I have to make a claim; the week would not have succeed without Xiao’s partnership. I literally gave her my music at the start of the holidays and disappeared for 2 months. Like the little bratty sister I am, I stressed her out further by only managing two rehearsals before our presentations. Not only did she keep up with my idiosyncrasies, she managed it all while I improvised on Libertango, pranced around the room away from her sight, and taking numerous of liberties during my solos. Both of us grew closer during the week, and more importantly, our musicianship progressed immensely after all these presentations. The inability to practise due to the tightly packed schedule, consequently engendered our performances to be organic and fresh, and in a way, more invigorated. Not only were we responding to each other, we mostly responded to the children during our presentations. I would improvise Libertango differently every time depending on the students’ faces and body language. Xiao would ad lib her solos depending on the mood the children in the room were emitting.

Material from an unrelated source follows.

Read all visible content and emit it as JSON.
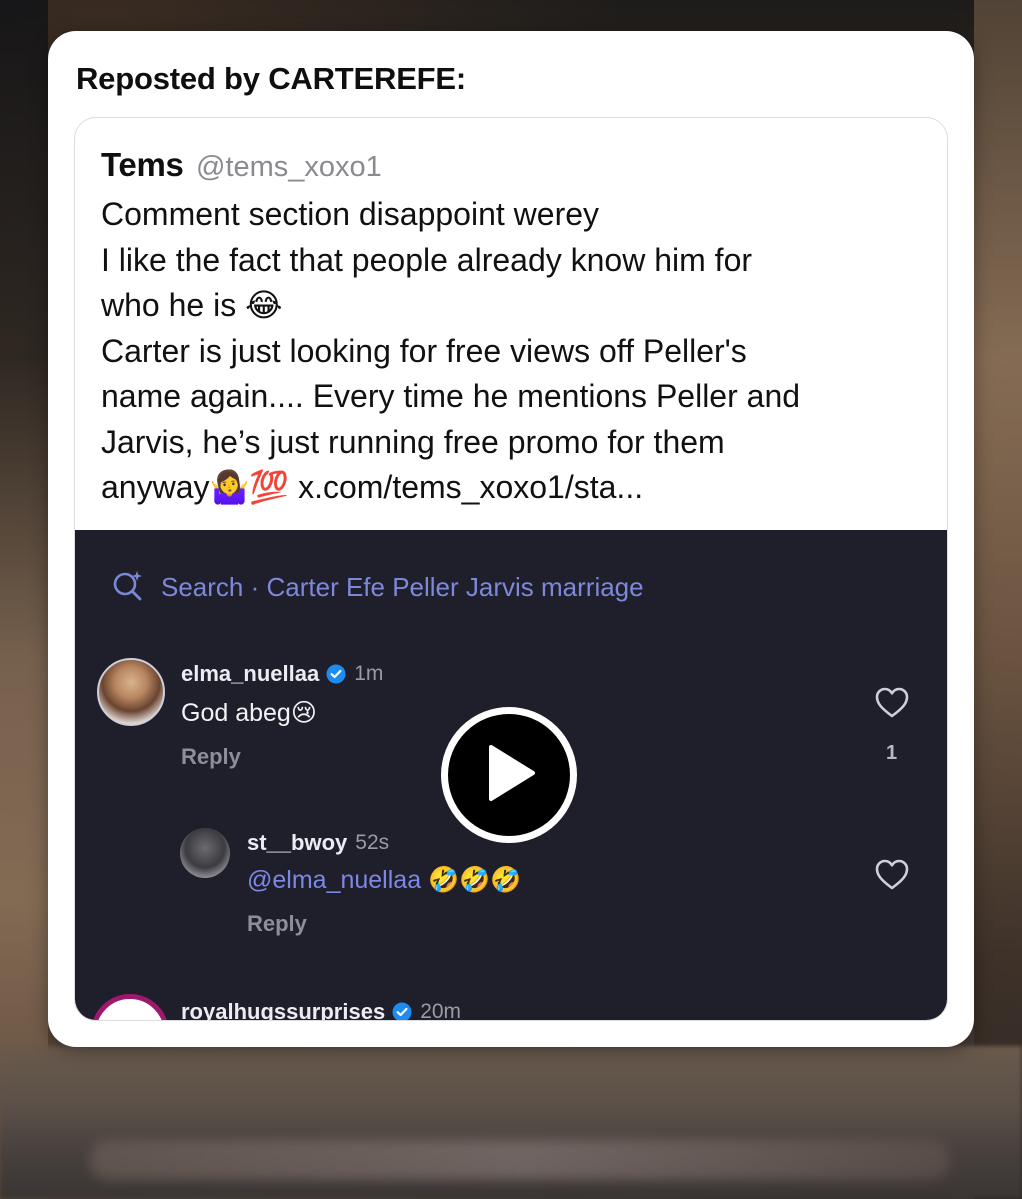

Touring through Eastern Washington was one of the best experiences I had, and in addition, Xiao and I were able to give music and show our love for children of all ages and backgrounds. Music has the ability to encompass everyone in one warm embrace and communicate without any barriers. But the greater thing about music is that every message that is delivered, it is personal. Everyone can take home with them a piece of something from a performance, and that something is only theirs. No one else will ever be able to own it.
I was honoured to collaborate with Xenia for both the competition and the radio broadcast, and to watch Xiao’s commanding performances in both the competition and live on radio. While I always enjoy hearing Xenia thrive under pressure, there was an unusual level of high stakes, risk-taking, and extra intense finely tuned musicianship present in both the competition and the radio broadcast. It was a joy to drive through Seattle with Xenia and Xiao after competing and enjoying the amazing scenery and weather, and it was like seeing Washington with new eyes when traveling along with Xenia and Xiao.
The radio broadcast was extra intense as there was an element of live on the radio interviewing that we were not expecting. The broadcaster Sean MacLean is also a Yale Alumni, so we bonded in discussing our common teachers, and had many unexpected topics to discuss in the live interview which reminded me how much has happened since our time in school. He was very excited by Bartok’s First Violin Sonata in particular, and was thrilled that we shared it in his radio broadcast, which will continue to be aired with our interviews for the next 5 years throughout the Pacific Northwest on radio stations and at the SeaTac Airport. All in all, the experience provided incredible exposure for UCLA and all of us in a very compact timeframe, and was truly a highlight of the summer!
Author Credit: Dr. Xiao Chen
Ms. Xenia Deviatkina-Loh
Dr. James Lent